* What you are asked to do: Please show every line from the entries that carries the word "Highest".

--------------------

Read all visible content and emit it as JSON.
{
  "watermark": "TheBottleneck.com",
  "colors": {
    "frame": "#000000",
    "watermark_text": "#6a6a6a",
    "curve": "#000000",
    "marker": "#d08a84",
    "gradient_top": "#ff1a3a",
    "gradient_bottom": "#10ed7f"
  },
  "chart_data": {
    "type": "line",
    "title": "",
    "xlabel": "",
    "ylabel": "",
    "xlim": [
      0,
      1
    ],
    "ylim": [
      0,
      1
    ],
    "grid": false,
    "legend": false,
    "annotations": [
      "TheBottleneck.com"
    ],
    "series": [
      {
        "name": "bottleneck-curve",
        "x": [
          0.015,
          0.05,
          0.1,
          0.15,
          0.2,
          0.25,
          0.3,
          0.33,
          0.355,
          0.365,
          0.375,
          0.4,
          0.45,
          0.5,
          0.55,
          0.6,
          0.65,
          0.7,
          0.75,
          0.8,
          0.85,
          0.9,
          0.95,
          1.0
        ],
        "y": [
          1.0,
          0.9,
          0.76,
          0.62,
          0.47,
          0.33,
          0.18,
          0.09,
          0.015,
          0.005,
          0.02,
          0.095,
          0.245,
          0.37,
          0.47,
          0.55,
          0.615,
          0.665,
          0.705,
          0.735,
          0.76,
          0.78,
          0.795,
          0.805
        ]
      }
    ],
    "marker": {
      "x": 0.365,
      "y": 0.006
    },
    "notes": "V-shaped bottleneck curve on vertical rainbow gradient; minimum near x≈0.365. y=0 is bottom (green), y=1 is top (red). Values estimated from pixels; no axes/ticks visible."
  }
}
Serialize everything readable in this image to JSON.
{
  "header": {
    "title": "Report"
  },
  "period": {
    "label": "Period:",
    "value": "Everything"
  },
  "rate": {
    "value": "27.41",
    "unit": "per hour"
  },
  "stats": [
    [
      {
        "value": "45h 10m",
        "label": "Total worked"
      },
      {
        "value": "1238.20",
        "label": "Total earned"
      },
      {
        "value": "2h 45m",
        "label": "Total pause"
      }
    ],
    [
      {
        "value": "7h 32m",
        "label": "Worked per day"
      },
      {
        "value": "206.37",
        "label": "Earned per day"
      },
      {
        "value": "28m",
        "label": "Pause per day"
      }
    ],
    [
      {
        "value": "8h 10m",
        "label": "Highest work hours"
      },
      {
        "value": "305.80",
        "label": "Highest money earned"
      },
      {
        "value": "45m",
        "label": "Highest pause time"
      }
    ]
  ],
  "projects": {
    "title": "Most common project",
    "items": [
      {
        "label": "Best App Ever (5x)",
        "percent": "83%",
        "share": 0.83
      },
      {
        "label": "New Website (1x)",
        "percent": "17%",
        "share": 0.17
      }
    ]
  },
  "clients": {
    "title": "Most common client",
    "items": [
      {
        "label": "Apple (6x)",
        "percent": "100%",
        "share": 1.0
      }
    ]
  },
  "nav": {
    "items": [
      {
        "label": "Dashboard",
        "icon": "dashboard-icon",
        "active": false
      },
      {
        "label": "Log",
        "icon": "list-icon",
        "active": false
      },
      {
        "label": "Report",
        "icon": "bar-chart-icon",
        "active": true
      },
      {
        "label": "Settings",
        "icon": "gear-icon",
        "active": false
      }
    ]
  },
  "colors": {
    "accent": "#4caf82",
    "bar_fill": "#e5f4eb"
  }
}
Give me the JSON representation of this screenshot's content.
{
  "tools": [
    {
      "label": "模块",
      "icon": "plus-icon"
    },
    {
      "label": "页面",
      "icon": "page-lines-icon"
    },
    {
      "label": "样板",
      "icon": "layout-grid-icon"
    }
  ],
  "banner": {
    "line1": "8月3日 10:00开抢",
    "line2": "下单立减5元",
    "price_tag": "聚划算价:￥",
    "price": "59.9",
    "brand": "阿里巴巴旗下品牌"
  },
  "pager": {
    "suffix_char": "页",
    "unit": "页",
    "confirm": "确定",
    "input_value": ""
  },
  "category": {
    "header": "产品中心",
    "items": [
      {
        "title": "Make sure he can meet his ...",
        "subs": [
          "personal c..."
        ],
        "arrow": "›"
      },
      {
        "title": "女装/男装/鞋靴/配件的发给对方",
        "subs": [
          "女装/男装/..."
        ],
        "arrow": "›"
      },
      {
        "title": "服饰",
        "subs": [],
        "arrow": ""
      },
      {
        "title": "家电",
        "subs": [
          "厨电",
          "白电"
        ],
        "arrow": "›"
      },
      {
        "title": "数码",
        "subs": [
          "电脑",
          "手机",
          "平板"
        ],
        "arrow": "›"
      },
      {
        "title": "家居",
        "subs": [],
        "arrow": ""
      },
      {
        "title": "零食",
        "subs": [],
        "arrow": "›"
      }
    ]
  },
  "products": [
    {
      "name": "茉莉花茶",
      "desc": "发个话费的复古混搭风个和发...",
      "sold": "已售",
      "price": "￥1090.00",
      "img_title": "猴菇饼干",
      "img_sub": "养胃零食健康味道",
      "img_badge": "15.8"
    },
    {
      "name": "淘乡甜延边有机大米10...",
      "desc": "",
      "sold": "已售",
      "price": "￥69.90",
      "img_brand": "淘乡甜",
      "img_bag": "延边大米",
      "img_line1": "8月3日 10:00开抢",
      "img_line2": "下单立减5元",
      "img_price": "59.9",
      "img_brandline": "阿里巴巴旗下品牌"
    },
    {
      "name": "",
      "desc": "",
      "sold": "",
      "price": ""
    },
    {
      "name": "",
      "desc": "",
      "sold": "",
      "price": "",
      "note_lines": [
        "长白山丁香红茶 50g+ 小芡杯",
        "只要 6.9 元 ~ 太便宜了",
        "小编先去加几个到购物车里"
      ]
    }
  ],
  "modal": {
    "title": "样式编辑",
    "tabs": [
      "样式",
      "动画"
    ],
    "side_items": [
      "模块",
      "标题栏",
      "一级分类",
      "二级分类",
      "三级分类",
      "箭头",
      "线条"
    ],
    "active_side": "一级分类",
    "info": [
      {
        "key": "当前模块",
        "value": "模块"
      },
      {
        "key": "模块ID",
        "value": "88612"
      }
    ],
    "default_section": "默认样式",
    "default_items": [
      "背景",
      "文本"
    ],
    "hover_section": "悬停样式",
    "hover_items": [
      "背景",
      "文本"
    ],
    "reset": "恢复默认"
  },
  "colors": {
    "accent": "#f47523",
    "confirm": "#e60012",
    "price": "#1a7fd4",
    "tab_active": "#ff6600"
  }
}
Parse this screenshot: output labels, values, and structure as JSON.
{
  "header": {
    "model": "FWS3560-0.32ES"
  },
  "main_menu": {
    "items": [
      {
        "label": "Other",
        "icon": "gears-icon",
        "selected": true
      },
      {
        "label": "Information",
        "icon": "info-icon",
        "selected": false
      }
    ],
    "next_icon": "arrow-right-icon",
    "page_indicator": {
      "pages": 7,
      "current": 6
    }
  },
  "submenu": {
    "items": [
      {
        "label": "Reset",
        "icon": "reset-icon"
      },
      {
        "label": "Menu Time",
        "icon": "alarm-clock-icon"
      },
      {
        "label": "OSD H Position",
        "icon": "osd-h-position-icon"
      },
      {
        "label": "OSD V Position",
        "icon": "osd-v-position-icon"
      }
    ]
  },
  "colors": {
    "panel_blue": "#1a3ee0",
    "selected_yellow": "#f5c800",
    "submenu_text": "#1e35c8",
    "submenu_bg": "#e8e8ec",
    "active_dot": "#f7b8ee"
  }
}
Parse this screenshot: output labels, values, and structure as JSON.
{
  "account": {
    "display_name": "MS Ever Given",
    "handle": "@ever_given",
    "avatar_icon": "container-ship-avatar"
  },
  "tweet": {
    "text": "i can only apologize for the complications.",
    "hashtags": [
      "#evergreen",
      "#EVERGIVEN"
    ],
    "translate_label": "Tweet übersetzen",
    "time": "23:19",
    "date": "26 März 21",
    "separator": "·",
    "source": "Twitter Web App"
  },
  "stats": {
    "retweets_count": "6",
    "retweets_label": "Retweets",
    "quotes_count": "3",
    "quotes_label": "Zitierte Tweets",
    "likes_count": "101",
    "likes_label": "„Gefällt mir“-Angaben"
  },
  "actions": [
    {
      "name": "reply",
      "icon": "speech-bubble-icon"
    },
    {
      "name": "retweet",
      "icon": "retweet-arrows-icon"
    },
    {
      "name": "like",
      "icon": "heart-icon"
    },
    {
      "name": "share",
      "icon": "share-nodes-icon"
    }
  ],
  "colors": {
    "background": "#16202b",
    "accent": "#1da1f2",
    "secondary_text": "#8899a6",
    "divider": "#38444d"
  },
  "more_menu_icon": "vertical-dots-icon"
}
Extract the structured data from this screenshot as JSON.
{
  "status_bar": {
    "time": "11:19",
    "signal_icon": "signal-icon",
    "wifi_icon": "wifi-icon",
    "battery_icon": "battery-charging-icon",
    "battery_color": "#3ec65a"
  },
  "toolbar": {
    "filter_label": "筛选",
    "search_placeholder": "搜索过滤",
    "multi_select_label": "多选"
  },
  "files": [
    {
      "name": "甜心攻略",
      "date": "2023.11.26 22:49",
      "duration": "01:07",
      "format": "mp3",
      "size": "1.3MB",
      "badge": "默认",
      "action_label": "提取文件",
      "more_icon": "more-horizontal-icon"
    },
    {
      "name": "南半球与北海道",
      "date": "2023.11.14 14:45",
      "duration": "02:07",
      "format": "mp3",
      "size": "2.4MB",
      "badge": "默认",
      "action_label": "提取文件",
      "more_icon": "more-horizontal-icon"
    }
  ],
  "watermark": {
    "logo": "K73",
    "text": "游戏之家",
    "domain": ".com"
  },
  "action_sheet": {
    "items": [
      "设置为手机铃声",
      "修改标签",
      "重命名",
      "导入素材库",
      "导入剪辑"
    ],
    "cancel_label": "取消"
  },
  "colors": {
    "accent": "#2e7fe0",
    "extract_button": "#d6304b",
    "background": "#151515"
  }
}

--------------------

* Answer space:
        "label": "Highest work hours"
        "label": "Highest money earned"
        "label": "Highest pause time"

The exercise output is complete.